# Board with prints

Perry Friedman

You are in the big blind with Ts - 8s against a player who has limped pre-flop. The flop comes K-X-X with two Spades. What do you do?

You want to complete your flush, but you don't want to pay too much to complete. Instinctively, you say that checker is the best way to get a free card and you are right.

In fact, checker is the only way to get a free card, but it will not give you the opportunity to complete your hand. It will not maximize your winnings if you complete your hand.

Suppose that your opponent bets the pot. Now you have scores of 2-1 for caller and sides of 4-1 to complete your hand. You can not see the turn, you do not have the sides.

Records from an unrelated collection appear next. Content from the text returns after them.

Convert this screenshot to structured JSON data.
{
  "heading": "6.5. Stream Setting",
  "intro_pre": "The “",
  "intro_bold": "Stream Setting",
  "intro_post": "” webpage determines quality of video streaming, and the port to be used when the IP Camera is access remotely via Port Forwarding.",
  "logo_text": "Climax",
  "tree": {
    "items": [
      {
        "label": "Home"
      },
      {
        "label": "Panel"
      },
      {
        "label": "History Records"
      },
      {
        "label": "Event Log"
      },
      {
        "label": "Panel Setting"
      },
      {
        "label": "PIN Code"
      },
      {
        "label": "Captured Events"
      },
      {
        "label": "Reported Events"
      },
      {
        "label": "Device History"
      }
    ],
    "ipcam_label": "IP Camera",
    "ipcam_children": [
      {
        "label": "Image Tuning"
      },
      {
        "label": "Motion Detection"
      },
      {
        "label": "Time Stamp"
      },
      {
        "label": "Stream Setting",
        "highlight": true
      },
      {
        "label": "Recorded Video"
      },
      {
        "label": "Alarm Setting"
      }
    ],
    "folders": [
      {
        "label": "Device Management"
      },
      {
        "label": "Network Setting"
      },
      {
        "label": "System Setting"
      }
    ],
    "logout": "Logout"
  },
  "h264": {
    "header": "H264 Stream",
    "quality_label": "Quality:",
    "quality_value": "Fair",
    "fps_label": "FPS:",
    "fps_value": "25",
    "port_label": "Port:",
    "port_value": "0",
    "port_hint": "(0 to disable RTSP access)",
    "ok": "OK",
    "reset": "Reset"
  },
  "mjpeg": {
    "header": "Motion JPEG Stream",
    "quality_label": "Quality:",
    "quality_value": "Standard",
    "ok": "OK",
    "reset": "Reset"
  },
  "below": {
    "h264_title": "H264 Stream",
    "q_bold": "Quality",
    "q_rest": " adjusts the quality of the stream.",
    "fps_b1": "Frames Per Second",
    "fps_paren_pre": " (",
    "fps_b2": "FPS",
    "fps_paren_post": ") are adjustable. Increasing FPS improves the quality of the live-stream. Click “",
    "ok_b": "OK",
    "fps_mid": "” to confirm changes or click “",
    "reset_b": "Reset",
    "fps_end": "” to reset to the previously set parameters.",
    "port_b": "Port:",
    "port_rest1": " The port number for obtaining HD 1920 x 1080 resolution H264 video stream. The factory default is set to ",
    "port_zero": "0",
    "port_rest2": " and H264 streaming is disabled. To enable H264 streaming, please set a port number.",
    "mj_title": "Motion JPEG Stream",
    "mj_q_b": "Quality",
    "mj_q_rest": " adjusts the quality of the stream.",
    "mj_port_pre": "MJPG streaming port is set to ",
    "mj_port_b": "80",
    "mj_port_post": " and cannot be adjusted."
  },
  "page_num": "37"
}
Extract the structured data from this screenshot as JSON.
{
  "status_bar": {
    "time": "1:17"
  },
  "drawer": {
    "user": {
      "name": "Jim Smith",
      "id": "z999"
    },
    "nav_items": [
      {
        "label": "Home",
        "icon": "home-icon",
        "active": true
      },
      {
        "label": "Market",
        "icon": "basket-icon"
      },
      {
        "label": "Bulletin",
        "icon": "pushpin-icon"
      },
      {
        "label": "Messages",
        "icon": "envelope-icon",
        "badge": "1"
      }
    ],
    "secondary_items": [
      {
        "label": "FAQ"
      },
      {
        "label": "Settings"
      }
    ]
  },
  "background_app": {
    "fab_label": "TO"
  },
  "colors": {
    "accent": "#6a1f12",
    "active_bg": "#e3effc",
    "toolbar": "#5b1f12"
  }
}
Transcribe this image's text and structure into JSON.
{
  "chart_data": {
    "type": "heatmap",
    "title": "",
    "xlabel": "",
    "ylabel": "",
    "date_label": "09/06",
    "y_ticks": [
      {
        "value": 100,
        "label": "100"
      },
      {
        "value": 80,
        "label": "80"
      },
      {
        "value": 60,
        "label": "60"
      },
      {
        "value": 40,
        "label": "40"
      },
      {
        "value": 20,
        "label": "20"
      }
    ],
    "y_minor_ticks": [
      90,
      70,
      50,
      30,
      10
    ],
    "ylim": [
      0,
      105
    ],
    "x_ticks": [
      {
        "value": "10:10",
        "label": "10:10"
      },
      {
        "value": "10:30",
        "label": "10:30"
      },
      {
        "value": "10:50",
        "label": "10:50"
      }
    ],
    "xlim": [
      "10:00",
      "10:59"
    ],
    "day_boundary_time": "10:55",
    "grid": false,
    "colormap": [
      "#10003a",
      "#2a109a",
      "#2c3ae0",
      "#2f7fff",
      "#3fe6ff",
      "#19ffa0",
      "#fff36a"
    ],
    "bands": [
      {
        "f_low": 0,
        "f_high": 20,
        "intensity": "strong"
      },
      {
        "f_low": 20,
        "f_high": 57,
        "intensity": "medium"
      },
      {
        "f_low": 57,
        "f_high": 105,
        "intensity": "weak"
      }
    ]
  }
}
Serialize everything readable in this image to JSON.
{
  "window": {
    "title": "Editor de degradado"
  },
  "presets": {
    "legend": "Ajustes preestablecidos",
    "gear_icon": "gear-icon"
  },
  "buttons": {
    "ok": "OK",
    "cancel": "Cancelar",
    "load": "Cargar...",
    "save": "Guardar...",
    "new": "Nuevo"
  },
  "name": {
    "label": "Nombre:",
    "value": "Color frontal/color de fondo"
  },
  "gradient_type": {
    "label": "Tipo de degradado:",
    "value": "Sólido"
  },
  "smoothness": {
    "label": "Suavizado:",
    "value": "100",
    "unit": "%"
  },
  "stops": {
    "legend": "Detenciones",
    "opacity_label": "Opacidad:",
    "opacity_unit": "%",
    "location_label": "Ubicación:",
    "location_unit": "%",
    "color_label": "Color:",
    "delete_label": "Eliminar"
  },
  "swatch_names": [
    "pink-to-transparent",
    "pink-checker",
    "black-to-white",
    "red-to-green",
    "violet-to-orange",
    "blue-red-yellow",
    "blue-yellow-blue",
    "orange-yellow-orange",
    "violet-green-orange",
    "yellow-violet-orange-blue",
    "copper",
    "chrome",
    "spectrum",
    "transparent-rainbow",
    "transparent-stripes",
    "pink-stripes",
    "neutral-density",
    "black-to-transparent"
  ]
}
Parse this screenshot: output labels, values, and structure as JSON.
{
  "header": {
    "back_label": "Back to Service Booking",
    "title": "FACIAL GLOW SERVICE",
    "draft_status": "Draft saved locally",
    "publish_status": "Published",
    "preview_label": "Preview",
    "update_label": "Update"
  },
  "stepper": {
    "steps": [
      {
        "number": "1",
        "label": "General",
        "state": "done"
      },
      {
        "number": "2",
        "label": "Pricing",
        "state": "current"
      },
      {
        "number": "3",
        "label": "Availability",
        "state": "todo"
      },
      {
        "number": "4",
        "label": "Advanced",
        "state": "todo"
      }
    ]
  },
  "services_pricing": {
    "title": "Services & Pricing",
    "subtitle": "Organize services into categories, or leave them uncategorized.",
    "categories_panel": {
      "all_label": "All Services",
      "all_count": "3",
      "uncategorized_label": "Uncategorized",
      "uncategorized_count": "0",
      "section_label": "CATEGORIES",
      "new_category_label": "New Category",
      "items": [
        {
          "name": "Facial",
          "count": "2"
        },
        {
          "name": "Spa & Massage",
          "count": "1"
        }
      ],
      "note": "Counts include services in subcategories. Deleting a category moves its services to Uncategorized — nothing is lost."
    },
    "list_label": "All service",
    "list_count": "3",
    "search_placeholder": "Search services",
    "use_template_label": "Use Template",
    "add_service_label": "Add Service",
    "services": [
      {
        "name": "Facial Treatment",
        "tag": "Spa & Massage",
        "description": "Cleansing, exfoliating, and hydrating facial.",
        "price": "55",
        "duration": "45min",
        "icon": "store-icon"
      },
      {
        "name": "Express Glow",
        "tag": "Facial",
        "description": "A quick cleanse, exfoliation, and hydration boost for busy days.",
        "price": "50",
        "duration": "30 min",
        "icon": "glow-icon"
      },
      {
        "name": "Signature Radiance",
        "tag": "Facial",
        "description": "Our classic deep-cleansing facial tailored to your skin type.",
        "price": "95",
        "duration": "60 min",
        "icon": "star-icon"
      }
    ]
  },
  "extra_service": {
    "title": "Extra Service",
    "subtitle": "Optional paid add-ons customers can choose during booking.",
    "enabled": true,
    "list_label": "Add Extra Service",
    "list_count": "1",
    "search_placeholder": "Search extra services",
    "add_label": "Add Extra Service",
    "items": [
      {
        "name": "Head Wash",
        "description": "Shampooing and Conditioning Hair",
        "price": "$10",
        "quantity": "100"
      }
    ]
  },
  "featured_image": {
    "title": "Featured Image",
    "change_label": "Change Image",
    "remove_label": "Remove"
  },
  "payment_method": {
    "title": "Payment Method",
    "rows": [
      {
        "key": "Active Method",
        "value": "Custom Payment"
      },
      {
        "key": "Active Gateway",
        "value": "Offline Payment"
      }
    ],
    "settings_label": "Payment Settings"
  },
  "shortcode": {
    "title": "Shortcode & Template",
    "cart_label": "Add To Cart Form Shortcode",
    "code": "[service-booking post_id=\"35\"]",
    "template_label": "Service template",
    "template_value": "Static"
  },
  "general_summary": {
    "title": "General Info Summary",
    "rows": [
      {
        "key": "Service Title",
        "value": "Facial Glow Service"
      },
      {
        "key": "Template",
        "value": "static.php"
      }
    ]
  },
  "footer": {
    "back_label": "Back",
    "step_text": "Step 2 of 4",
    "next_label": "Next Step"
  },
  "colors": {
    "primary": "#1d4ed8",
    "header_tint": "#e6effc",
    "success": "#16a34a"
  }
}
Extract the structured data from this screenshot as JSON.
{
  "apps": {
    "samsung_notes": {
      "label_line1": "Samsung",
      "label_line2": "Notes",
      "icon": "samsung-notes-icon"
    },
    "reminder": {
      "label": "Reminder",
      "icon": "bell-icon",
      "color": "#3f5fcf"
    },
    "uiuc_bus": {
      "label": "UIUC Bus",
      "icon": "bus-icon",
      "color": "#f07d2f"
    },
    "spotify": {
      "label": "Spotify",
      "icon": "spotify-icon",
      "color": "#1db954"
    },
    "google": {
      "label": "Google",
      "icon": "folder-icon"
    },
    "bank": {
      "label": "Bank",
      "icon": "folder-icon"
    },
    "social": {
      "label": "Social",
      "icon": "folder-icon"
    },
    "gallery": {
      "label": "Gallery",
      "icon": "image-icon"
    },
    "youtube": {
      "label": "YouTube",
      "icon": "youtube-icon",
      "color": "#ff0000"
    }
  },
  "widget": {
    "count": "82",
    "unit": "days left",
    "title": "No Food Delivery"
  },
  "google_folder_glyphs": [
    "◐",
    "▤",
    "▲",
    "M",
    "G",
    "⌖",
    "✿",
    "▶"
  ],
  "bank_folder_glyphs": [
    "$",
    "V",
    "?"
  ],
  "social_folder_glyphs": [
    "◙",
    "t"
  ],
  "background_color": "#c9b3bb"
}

What happens if you take the lead by making a small bet? If you are a player who likes to slowplayer or against a player who loves to large bluffs, a small bet will be the best way to see the turn.

How small should be upgrading? Try to bet between 1/3 and 1/4 of the pot. If there's \$300 in the pot and you bet \$100, you now have the sides to complete your flush. If you bet \$75, you now have more than the sides and it does not take into account the amount that your opponent will bet or caller on the turn and the river. If you complete your flush on the turn and your opponent is ready to caller one put of \$400, you have implied odds of \$300 (size of the pot on the flop) + \$400 (presumed amount that your opponent is going to caller on the turn) = \$700 for \$100 (your bet on the flop), or 7-1.

What is a game even better is when your draw is less obvious. Suppose a flop of Q-9-6. Now you run the double gut shot straight, where a 7 or a J allows you to complete your hand. An 8 or a K would be a scary card, obviously, but a 7 appears to be a map that has helped nobody. (The J is a somewhat riskier card since that you won't go nuts straight, but a ¼ of the pot bet is good update to do).

In a tournament, such a strategy could be more risky and less profitable, especially in the early stages of a tournament. Since you're starting with a limited number of tokens, your side must be closer to 5-1 or even 6-1 before you can consider running cards otherwise you will find yourself quickly short stacked.

The important thing when you short cards is to be the aggressor. Lose the initiative in hand makes you vulnerable and you will quickly lose the sides to run your card, be it against a strong hand or a bluff. If you want to see another card and pay the right amount, the best thing to do is to be the one that.